He knew of the author of historical novels, Arthur Conan Doyle, because Watson had mentioned meeting him at some club. But this! He had no idea how that man had entered into his mind. It was such a strange dream. Probably an effect of Watson’s writings, in which both of them had turned into fictitious characters, almost. Good old Watson, he missed him. Two and a half years had passed since that day at the Reichenbach Falls when he had had to leave Watson behind. When Professor Moriarty had plunged to his death, and he himself had fled to Tibet, without a word to anyone but Mycroft.

The sunbeams reached his bed. After the cold night it was already beginning to get warm in the room. The Sudan heat could be unbearable.

He put his feet on the floor. It was cool. There was a stack of books on a table next to the bed, brought there from the Khalifa’s private library. The Khalifa probably wanted him to feel as if he were at home, in England, because all of the books were popular English ones. The one by Dickens he had read the previous evening. For some reason he had never read it before, but when he realized that yesterday actually was Christmas Eve, it had felt appropriate.
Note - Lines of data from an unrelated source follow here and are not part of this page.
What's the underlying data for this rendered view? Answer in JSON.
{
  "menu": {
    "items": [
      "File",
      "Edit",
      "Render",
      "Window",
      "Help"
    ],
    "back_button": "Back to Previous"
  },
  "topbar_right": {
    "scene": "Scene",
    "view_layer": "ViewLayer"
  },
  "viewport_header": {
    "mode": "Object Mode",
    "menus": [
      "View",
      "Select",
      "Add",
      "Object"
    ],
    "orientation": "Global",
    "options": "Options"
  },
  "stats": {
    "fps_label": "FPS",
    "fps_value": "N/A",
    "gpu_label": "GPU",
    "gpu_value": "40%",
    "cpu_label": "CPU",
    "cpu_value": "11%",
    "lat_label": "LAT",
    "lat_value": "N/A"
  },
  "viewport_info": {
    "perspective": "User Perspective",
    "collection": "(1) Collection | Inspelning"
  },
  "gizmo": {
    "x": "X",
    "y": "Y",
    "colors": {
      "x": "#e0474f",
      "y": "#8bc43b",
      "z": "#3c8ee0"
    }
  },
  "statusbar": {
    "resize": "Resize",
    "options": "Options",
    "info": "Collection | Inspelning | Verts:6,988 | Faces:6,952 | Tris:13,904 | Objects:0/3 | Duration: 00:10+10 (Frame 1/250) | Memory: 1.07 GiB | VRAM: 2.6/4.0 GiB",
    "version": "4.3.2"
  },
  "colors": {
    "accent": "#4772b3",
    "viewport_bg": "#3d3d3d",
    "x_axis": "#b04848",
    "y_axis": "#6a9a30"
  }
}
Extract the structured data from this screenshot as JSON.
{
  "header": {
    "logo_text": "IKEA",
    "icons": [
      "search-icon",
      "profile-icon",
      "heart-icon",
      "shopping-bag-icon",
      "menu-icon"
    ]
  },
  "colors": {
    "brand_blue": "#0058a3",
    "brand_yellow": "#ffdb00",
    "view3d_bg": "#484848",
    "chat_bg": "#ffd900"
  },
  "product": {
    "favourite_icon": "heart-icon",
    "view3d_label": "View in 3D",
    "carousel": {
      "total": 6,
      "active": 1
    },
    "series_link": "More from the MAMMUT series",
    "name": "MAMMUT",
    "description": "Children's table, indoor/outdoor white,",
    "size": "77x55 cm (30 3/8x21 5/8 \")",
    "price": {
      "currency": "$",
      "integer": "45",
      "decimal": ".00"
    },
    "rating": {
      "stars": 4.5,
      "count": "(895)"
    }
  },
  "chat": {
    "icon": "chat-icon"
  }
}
Which of course meant that today was Christmas Day, not like any Christmas Day he had experienced before. He looked out through the window and saw the confluence of the White Nile and the Blue Nile at distance.

  ‘Merry Christmas, Mr. Sherlock Holmes,’ he said to himself and turned his head to one side. A hawk-like shadow fell on the wall.